WHAT IS EXPECTED ▸ Work out how many lines of the listing hold "change" and return that number by itself.
DATA SUPPLIED Block Start
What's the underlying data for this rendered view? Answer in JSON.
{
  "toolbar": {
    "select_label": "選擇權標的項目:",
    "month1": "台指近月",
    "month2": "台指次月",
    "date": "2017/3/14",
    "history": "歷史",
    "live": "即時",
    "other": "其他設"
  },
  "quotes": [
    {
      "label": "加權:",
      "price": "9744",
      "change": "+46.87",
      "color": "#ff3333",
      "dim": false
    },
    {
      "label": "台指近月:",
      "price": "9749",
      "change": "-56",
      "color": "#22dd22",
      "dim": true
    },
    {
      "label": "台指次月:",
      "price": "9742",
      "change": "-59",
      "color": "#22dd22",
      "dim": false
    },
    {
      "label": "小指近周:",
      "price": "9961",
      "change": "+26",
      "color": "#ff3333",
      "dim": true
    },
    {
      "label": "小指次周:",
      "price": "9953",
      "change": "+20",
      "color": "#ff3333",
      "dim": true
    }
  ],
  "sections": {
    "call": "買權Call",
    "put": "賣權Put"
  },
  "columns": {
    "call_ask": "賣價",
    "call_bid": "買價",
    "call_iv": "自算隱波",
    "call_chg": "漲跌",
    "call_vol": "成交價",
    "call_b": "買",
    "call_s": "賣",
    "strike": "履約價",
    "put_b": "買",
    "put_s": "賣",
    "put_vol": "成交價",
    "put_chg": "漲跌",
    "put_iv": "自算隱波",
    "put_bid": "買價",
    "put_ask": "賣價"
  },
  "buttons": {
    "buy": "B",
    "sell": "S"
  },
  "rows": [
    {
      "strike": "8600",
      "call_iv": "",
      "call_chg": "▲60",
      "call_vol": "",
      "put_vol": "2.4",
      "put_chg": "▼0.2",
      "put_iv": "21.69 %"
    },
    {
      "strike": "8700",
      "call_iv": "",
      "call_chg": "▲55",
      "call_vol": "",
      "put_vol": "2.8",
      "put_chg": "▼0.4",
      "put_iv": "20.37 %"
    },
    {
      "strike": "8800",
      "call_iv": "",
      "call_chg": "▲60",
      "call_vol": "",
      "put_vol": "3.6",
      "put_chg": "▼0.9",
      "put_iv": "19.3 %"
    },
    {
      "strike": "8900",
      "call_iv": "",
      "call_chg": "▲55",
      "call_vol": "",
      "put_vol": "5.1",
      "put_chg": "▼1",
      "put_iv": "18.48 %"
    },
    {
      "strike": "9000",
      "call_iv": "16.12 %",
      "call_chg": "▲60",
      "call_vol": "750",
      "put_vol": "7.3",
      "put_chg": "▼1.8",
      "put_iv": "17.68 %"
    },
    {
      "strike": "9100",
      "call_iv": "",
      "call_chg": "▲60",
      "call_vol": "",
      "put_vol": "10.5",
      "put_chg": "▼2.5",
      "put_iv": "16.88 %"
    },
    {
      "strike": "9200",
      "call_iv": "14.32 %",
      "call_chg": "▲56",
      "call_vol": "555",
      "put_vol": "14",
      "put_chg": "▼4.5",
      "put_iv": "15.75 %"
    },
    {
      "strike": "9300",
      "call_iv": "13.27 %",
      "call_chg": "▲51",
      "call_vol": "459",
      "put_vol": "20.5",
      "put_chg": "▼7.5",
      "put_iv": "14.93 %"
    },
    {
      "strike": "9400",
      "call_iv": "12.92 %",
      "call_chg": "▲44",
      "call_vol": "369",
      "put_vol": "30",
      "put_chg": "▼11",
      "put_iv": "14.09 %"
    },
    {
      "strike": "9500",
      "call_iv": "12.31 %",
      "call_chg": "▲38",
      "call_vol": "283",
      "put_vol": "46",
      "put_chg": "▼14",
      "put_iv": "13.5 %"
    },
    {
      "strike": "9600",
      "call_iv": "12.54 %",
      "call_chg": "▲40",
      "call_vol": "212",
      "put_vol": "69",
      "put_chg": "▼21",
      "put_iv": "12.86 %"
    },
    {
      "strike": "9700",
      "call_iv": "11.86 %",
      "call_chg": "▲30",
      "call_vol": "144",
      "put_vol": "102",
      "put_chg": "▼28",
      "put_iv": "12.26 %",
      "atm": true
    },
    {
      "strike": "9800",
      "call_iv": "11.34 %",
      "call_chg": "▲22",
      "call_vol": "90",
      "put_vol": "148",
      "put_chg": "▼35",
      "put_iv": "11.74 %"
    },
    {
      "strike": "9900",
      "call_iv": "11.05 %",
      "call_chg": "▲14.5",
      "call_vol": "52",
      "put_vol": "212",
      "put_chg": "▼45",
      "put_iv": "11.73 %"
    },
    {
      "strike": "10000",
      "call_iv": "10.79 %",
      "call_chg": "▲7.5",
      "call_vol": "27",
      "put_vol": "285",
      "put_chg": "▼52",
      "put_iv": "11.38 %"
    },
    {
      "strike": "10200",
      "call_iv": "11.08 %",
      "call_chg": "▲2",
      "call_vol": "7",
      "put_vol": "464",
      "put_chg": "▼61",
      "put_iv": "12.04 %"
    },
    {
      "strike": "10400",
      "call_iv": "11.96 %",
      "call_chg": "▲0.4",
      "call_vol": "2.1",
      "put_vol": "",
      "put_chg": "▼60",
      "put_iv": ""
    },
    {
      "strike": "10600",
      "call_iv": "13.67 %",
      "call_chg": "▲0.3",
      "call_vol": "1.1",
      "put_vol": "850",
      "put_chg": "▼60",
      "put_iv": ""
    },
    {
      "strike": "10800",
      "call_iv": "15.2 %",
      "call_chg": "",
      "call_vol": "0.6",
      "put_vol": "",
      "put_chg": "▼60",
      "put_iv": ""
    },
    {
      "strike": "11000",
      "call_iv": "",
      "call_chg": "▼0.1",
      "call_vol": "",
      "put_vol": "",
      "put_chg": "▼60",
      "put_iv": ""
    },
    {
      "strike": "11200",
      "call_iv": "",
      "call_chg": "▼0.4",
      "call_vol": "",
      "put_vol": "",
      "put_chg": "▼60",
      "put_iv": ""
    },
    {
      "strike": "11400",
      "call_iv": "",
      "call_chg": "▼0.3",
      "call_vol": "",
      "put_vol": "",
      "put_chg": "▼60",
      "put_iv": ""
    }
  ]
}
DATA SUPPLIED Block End
THE COMPLETED TASK ▸ 5